The director was speaking at the press conference for his festival film 'Irrational Man.'

Woody Allen fans looking forward to the filmmaker’s upcoming six-part series with Amazon, announced earlier in the year, might want to rein in their expectations, as might Amazon Studio execs.

Speaking at the press conference for his out-of-competition screener Irrational Man, starring Emma Stone and Parker Posey, the director warned that making the switch to television for the first time wasn’t proving to be the smooth ride he had hoped for.

“I should never have gotten into it,” he joked, admitting that he was really struggling to get the project together. “It was a catastrophic mistake for me.”

Compared to making a 90-minute movie, Allen said he assumed that producing six 30-minute episodes would be easy.

“I thought it would be a cinch. One half hour and then another half hour. But it’s not! It’s very, very hard, and I just hope that I don’t disappoint Amazon,” he said. “I don’t watch any of those television series, so I don’t know what I’m doing. I’m floundering.
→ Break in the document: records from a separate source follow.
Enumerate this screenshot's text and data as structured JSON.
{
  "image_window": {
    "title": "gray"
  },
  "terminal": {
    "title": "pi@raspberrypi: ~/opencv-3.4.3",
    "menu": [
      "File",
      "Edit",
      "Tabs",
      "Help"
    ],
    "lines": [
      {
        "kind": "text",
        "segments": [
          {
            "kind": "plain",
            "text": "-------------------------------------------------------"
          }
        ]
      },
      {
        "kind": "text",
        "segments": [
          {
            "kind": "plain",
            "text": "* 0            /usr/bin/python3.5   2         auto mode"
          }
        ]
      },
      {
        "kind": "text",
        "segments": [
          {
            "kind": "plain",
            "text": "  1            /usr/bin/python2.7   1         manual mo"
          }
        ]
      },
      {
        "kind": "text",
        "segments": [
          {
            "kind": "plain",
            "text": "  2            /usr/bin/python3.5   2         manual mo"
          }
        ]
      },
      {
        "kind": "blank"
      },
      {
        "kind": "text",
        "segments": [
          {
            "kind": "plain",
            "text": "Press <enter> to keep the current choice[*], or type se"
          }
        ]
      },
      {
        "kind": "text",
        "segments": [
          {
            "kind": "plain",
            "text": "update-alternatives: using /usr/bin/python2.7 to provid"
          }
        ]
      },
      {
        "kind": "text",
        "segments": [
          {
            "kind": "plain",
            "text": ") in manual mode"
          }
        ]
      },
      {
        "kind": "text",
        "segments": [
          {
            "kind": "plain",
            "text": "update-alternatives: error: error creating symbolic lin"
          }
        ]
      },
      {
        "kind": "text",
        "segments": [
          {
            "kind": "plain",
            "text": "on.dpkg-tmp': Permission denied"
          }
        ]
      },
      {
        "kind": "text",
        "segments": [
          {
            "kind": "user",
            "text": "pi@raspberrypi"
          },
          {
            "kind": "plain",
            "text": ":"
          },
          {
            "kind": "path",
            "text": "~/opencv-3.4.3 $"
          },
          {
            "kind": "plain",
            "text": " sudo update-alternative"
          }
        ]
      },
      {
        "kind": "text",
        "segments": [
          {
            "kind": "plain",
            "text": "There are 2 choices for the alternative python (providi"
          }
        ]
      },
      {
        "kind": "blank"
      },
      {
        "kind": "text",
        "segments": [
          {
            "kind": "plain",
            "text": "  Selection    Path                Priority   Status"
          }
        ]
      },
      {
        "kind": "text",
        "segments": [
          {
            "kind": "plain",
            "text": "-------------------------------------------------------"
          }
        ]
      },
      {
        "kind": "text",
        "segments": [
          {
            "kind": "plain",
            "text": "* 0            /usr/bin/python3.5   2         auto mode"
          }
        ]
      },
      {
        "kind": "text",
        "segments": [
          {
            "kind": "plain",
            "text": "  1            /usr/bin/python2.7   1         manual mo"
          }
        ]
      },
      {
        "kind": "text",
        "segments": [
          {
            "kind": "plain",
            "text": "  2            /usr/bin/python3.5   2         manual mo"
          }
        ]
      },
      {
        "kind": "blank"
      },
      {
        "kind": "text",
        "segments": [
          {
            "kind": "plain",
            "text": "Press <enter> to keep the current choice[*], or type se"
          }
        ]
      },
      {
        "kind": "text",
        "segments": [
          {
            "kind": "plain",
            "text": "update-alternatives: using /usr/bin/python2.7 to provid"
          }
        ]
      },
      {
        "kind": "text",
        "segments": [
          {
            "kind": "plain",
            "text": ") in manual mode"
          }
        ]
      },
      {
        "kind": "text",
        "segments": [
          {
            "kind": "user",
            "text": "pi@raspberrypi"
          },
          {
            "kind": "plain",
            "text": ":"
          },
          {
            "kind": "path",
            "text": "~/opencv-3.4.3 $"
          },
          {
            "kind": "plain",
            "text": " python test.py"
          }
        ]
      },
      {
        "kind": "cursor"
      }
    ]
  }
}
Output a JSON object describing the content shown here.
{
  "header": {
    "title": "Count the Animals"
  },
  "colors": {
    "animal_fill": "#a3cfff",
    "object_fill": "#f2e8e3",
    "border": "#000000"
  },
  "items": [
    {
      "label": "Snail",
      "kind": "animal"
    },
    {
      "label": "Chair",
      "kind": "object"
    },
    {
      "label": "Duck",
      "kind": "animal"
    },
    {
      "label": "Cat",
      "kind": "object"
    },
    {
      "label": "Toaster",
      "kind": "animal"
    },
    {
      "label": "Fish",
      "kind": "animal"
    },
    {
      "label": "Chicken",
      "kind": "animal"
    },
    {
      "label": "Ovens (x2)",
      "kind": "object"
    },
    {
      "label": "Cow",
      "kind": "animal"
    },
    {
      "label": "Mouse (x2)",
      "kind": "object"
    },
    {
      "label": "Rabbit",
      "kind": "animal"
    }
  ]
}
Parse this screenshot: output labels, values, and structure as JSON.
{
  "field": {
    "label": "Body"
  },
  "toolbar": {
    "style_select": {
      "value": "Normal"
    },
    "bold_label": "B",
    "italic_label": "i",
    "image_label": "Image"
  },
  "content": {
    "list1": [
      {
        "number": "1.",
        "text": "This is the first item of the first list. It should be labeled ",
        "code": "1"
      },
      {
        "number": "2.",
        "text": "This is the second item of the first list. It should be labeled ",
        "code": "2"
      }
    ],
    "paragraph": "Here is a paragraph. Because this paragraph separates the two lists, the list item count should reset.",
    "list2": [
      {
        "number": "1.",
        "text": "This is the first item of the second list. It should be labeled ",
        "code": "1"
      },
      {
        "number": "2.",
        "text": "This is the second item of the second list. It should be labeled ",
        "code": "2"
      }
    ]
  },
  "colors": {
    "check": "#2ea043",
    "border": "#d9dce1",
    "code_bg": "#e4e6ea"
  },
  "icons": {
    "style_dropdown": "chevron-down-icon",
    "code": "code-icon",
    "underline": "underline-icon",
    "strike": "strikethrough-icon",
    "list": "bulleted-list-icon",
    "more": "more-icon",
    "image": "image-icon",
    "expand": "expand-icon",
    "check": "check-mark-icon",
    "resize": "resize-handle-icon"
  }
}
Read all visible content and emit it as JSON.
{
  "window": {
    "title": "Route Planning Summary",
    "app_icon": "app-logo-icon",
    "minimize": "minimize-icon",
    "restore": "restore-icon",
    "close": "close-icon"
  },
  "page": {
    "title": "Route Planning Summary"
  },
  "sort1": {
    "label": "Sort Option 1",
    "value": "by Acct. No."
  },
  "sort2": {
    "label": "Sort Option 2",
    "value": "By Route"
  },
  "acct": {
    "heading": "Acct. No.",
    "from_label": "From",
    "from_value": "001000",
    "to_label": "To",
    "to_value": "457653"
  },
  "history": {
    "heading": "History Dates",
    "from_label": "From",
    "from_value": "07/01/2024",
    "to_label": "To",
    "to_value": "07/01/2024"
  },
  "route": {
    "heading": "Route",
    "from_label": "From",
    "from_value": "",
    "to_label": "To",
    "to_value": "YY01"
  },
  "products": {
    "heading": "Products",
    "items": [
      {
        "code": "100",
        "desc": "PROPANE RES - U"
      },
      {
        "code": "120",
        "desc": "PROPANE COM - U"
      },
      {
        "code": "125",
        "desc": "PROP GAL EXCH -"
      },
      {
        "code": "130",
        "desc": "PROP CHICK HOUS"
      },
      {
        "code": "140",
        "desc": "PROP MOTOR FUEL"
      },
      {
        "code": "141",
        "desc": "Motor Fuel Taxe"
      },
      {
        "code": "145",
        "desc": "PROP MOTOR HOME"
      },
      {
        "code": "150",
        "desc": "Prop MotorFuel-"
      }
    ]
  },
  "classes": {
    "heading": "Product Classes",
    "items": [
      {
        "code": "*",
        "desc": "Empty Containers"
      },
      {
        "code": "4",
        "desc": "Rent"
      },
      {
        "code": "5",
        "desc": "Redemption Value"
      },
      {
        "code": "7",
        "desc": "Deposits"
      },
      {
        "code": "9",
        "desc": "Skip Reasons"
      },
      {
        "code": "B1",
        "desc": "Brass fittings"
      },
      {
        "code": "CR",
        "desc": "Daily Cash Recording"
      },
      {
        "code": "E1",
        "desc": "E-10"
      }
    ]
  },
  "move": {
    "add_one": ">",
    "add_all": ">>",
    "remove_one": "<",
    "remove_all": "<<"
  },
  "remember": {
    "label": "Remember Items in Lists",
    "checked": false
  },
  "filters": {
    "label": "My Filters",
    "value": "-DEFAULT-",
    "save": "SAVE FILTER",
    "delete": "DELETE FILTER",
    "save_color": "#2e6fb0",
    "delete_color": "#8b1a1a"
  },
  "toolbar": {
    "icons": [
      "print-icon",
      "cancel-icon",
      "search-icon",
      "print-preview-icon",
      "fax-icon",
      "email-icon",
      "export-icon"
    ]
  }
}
I expect this to be a cosmic embarrassment.”

Asked about the more comfortable world of filmmaking and his decision to work with Posey for the first time, Allen offered a suitably Allen-esque response.

“I’d always wanted to work with Parker Posey, because I like the name Parker Posey,” he said. “I’d seen her in all these offbeat movies and I thought: Would I ever get to go on set and say ‘ where’s Parker Posey?’ And then I got the opportunity to work with her.”

Allen may be putting out new films year after year, but given the opportunity, the director also said Friday that he’d gladly go back and reshoot his impressive back library.

"I would shoot them all over again," he told the press conference for Irrational Man, which is screening in Cannes out of competition. "Charlie Chaplin had the luxury of shooting a whole film all the time and looking at it and studying it and shooting it again if he wanted to. Films were not that costly at that time."

But with the expenses of modern-day filmmaking, Allen says it’s sadly no longer a possibility.

"When I make a film, I never ever look at it again once I’ve put it out. Because if you look at it again, you can always see what you did wrong, and how you can improve it and why it’s terrible as it is," he said. "So I would shoot them all again, I’d very happily take any movie and improve it. I can improve them all."